Even though there were many strengths in this experiment, there were a few weaknesses that could be improved upon. During the end of the experiment, the team did not include a discussion about ways to improve the test or talk about variables or factors that could have led to different results. This was a problem because in the scientific method discussing the results and explaining them is critical. The team could have saved a few more minutes at the end of the clip to complete this. Another weakness I saw was they chose twenty-seven different men; however, they did not say the ages of these men. This could be a problem because if all the men were younger, than the older population is not depicted. To fix this, the team could conduct an experiment testing older versus younger generations of men. Then, they could combine the results from each age group and make an overall conclusion. Lastly, the independent variable, the hair color, is a problem in the experiment. Only three colors of hair were chosen for the experiment, which left out many other types of women in the world. Even though it is a TV show and there is limited time, more hair colors and different lengths of hair should be included in the tests to find more accurate results.

Overall, Mythbusters created a well-constructed experiment, included many details, and created an interesting test for their audience.


Hello my name is Sierra, and I am a freshman studying occupational therapy here at Elizabethtown! I also played field hockey during the fall, and I loved it! My hobbies include: hanging out with friends, going on vacations, playing with my dog, and watching scary movies.

I chose to take psychology because it is required for my major. I wanted to take it earlier rather than later in my college career. I honestly have no background in psychology and have never taken a course like it before in high school. However, I love watching Criminal Minds. They talk about how the mind works and why people do certain things or commit crimes by viewing their backgrounds. When I think of the word “psychology,” I think about how the mind works, and what causes people to make certain actions.
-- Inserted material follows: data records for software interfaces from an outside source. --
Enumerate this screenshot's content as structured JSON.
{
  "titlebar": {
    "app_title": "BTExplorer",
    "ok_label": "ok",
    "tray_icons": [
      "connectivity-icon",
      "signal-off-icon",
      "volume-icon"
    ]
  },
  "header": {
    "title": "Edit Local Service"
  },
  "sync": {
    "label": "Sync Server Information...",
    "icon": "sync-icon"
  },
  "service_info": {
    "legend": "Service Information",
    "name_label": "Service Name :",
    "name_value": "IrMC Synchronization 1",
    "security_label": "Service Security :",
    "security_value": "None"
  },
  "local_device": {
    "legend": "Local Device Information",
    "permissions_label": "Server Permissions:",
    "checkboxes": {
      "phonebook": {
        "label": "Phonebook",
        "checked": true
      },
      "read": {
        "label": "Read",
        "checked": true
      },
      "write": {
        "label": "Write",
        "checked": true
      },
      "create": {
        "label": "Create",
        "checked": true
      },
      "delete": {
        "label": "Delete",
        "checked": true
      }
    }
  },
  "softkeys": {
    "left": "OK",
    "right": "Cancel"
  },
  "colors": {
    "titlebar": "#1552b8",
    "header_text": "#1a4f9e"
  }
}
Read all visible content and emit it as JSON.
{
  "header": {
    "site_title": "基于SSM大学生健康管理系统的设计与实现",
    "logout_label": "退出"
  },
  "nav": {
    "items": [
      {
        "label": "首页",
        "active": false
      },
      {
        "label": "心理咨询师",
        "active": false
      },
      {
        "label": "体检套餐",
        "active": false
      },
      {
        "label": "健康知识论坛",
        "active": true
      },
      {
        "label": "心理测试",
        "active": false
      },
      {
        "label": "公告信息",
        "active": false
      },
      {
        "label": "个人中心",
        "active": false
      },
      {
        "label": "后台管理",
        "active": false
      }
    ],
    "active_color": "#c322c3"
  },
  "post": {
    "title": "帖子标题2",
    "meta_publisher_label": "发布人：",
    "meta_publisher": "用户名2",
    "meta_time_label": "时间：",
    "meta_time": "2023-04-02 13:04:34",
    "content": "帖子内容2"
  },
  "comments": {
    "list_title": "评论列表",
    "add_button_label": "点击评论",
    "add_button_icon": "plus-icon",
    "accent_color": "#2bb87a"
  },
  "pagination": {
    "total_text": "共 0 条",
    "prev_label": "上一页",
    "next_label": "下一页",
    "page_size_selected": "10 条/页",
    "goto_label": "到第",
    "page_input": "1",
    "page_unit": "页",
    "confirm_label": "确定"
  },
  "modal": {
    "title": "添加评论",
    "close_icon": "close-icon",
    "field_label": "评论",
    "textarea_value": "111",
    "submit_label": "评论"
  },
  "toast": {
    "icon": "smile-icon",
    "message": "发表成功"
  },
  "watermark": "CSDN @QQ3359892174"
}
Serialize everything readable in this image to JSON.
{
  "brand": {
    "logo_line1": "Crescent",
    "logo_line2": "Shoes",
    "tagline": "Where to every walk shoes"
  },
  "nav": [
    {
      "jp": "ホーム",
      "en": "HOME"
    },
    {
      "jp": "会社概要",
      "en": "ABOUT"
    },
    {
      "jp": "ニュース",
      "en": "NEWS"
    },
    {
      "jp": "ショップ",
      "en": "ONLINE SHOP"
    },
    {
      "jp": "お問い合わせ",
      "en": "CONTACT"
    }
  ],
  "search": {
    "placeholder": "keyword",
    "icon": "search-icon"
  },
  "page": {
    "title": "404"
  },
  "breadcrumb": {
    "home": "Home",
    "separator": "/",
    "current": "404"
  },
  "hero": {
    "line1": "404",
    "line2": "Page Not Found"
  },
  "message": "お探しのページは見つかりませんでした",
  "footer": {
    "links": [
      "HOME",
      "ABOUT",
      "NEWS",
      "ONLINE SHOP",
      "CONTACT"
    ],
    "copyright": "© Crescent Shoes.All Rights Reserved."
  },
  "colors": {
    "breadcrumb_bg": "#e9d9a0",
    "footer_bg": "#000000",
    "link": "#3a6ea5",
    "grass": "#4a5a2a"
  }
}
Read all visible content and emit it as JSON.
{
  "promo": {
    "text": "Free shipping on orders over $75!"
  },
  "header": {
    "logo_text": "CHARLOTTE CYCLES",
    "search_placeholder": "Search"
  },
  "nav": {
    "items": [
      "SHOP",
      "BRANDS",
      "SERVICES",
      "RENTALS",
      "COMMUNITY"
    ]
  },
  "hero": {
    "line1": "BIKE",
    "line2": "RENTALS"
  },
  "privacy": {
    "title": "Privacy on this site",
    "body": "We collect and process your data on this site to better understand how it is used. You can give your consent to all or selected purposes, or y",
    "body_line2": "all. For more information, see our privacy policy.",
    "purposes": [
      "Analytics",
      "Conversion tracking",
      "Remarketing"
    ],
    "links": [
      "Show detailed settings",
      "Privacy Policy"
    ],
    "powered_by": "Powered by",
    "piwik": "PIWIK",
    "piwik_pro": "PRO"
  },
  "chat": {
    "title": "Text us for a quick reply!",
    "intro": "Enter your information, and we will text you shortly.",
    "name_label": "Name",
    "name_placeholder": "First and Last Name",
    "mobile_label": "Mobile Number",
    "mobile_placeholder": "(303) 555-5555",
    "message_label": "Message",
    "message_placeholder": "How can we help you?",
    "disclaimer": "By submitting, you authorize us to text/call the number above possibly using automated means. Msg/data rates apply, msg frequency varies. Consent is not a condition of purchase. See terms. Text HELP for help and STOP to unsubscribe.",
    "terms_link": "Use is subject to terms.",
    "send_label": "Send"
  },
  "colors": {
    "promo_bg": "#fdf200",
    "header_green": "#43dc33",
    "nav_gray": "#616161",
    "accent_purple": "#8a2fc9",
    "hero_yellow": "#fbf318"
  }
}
Not only do I think that everyone makes their own choices for a specific reason, but I also believe outside factors contribute to these choices.

The three most interesting topics in the syllabus are Why do We Forget, What is “Addiction”?, and How to Get Good Sleep. The first topic interests me because I have always wondered why I can remember things from my past, but forget short-term events. I hope the second topic can tell me the difference between bad habits people have and addictions. The third topic I love because sleeping is essential for college students. The least interesting topics are How to Choose a Therapist, Assessing Intelligence, and Power of the Situation. How to Choose a Therapist is not interesting to me because I do not know much about it. The second topic does not get me excited because it is about assessing, and not about theories. The last topic is not interesting to me because there are an infinite number of possible situations that could occur, and I do not understand what we would be talking about.

By the end of this class, I would like to answer: How can you tell if some suffers from insanity?

After hearing the first couple of minutes of the first lecture, I am excited for what this class has to offer!